Records drawn from a dataset →
Segment Open

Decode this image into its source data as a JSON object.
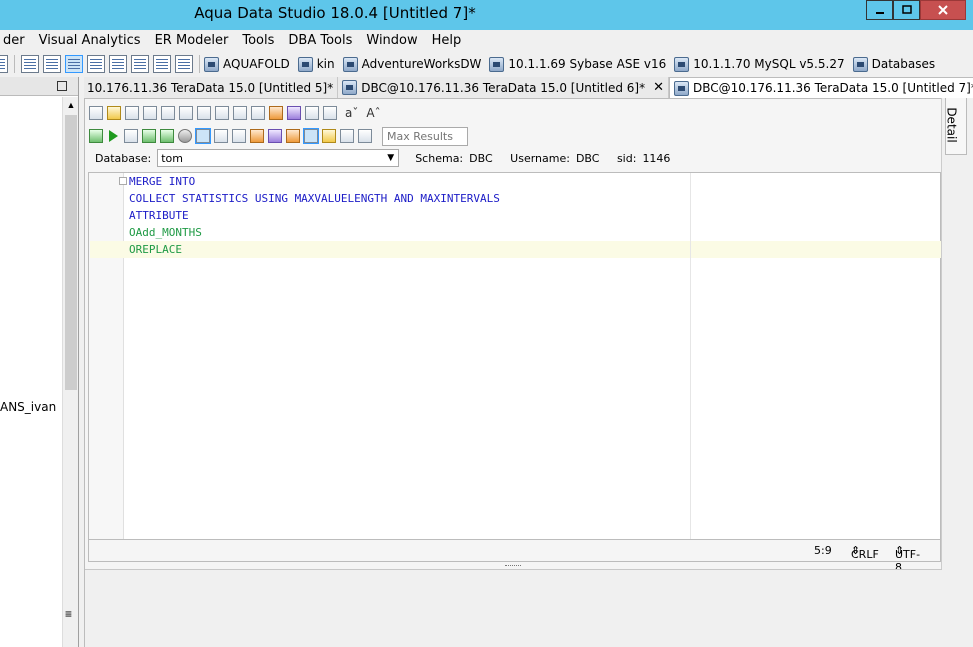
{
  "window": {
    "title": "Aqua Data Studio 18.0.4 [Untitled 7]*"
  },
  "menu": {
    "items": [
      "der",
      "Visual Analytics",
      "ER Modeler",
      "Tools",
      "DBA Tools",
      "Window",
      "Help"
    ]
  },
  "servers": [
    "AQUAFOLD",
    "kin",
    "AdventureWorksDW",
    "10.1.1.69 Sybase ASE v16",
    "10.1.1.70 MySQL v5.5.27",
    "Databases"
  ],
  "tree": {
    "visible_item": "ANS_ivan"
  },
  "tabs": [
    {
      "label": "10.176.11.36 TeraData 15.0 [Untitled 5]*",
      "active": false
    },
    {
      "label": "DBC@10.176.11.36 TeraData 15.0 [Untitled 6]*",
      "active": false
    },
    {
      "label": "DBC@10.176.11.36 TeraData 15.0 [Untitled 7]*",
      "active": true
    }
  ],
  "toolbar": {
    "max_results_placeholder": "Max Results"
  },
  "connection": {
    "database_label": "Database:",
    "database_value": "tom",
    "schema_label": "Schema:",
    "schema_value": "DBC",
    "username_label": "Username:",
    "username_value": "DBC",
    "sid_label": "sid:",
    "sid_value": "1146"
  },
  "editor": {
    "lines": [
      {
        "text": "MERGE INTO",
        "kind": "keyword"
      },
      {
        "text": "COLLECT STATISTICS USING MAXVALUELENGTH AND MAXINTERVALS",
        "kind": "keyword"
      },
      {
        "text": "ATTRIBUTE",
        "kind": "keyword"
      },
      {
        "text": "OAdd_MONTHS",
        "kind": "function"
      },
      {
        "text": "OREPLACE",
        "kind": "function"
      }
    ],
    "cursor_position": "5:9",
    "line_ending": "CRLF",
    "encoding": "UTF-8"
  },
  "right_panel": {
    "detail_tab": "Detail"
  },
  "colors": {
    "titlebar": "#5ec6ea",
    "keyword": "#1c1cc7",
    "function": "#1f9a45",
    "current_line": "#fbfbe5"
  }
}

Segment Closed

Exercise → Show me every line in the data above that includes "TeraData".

Task output →
      "label": "10.176.11.36 TeraData 15.0 [Untitled 5]*",
      "label": "DBC@10.176.11.36 TeraData 15.0 [Untitled 6]*",
      "label": "DBC@10.176.11.36 TeraData 15.0 [Untitled 7]*",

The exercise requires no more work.